Everything you need to know about Auckland’s Community Fridge
There’s a new fridge in town which will help feed the hungry, while also reducing food waste.
Auckland’s Community Fridge is an initiative to help share excess food with people who need it.
The fridge, which is open 24 hours a day, is located in the new Auckland inner city Griffiths Gardens, which is on the corner of Wellesley St West and Mayoral Drive. Businesses and individuals are encouraged to leave excess food in the fridge and anyone who needs it can it take for free.
The fridge opened on Wednesday 30 November.
FREQUENTLY ASKED QUESTIONS
What is a community fridge?
A community fridge is a place where people and businesses can donate their surplus food and other people can help themselves to the food in the fridge.
Where is the Auckland community fridge?
The fridge is located in the new inner city community garden called Griffiths Gardens. It is located on the corner of Wellesley St West & Mayoral Drive in Auckland.
Why does Auckland need a community fridge?
- New Zealand families throw away $872 million worth of food every year and cafes, restaurants and supermarkets also throw away millions of dollars of food every year.

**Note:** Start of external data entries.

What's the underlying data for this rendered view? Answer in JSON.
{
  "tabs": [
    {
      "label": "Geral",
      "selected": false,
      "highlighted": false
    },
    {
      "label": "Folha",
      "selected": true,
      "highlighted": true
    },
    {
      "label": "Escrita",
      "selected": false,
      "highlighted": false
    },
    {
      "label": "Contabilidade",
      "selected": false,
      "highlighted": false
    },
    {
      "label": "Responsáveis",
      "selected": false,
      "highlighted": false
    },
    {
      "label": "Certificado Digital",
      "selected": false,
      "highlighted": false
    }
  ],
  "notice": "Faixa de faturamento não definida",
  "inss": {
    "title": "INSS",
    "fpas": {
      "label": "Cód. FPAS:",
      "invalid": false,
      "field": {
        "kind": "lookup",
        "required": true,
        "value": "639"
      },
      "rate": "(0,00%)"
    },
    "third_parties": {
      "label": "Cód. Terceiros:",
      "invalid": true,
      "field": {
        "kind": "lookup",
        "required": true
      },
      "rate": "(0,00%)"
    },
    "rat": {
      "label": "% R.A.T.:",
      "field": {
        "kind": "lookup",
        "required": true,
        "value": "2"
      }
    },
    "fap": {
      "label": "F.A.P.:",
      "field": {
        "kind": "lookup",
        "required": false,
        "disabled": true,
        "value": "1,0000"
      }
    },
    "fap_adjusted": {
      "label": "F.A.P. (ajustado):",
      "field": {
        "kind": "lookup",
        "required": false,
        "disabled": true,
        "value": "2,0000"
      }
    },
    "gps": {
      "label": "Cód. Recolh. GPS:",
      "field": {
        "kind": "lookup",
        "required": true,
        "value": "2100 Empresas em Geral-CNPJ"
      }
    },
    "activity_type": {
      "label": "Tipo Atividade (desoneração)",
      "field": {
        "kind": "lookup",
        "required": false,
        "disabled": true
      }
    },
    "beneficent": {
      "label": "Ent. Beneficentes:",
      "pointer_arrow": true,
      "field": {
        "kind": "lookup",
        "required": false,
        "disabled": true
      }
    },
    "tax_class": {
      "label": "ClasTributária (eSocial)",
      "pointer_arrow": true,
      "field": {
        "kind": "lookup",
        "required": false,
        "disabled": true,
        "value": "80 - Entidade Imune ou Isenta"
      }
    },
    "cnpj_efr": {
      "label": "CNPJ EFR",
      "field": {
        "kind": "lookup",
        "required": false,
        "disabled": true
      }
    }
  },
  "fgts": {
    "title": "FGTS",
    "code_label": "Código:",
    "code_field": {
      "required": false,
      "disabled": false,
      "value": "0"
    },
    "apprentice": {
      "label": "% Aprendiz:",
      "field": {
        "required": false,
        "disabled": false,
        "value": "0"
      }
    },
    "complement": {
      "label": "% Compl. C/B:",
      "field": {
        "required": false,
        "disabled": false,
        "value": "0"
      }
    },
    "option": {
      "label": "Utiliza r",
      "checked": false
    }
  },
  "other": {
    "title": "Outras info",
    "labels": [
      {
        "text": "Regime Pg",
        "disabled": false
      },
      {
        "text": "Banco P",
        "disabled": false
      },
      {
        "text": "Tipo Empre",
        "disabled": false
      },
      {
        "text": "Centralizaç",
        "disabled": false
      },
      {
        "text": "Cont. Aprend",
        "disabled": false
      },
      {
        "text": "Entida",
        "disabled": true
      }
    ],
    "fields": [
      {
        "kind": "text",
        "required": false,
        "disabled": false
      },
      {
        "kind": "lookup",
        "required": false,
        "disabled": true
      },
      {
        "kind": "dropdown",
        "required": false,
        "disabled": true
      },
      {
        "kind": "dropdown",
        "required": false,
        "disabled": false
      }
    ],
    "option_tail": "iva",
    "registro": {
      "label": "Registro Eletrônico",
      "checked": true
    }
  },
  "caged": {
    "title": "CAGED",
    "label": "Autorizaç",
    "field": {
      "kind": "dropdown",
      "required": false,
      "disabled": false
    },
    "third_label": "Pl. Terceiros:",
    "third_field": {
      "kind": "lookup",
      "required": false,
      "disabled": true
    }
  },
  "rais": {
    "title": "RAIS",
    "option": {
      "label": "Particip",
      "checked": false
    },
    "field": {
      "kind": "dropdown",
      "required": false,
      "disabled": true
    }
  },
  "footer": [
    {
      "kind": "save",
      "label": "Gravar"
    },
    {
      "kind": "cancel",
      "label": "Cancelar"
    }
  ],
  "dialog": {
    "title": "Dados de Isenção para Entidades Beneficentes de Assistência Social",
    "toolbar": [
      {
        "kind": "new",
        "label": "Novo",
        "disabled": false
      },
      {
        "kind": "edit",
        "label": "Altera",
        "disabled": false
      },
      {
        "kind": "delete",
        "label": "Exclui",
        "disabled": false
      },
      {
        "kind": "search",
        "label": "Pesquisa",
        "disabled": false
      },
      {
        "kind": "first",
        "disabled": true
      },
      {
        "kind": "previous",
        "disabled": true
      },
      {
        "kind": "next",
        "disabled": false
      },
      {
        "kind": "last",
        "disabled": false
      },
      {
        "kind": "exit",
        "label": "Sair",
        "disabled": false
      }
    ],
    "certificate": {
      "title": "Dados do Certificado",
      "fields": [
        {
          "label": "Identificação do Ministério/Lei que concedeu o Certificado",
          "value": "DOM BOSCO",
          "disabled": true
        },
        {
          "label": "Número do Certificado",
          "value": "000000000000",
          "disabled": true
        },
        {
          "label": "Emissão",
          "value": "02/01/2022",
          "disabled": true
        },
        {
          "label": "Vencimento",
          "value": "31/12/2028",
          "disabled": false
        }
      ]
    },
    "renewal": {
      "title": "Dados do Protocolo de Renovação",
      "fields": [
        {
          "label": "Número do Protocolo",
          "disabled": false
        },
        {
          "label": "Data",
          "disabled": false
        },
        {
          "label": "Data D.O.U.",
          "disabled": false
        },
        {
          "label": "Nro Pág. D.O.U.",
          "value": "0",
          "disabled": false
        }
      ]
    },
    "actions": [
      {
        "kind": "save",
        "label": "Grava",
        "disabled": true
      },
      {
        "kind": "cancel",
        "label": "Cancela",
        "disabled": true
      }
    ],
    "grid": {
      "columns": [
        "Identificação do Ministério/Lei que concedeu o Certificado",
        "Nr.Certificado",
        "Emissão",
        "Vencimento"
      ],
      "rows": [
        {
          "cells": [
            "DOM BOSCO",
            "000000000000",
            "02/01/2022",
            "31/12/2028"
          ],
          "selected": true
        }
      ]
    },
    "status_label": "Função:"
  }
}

- A community fridge enables people with excess food to easily share it with people who need the food.
- Many people would like to be able to donate their food, but it can be inconvenient to take it to a food bank. The community fridge is always open which allows people to drop off food at any hour, and means people can access the food whenever they need it.
- The geographical size of Auckland can make it difficult for people to share food with those who may need it. The fridge is located in a densely populated, central location in the CBD.
What food is accepted for donation?
Donations are accepted of:
- Fresh fruit and vegetables – they must be mould free.
- Tinned and dried goods – all items must be unopened.
- Sandwiches, biscuits and baked goods – this food can only be accepted if is less than two days old and is labeled with the date and time it was made. Labels are provided at the fridge.
- Cooked food from registered kitchens who have a current food safety certificate. Cooked food can only be accepted if is less than two days old and is labeled with the date and time it was made. Labels are provided at the fridge.
Food that cannot be put in the fridge:
- Unsealed or half eaten food.
- Mouldy fruit, vegetables or bread.
- Raw fish, meat, eggs and milk.
- Food that has been recalled by the manufacturer.
- Cooked food eg quiches, curries unless they are donated by a registered kitchen and correctly labeled.
What about the health and safety aspects of the fridge?
A trained food health and safety professional has created the donation guidelines and training materials for the volunteers who look after the fridge. The health and safety information provided is based on information and expertise from an established council run fridge in the United Kingdom. Their guidance documents can be viewed here.
The fridge has instructions explaining what can be donated and what can’t be donated and volunteers are rostered on to clean the fridge, check the temperature and remove any unsuitable donations.
What happens to the food which is unsuitable for donation?
The fridge is located in a community garden. Any food which is not suitable will be taken for composting.
Who is behind this project?
This project is the initiative of zero waste blogger Amanda Chapman and a group of community waste champions. The project has been financially supported by the Auckland Council Love Food Hate Waste Fund; Envision New Zealand; and Love Food Hate Waste New Zealand.
Is this a world first?
No, the community fridge movement began in Spain in 2015. It now has 9 fridges in towns around Spain. Other fridges have been established in England, Belgium, Argentina and United Arab Emirates.
Aren’t there already food rescue groups in Auckland?
Auckland has two food rescue groups FairFood which operates in West Auckland and Kiwi Harvest which operates in Central Auckland and the North Shore. These food rescue groups take surplus food from supermarkets and bakeries where the donations are sizable in volume. The community fridge is appropriate for people who want to make smaller donations of food such as a loaf of bread, a bag of lemons from the garden, unsold sandwiches etc.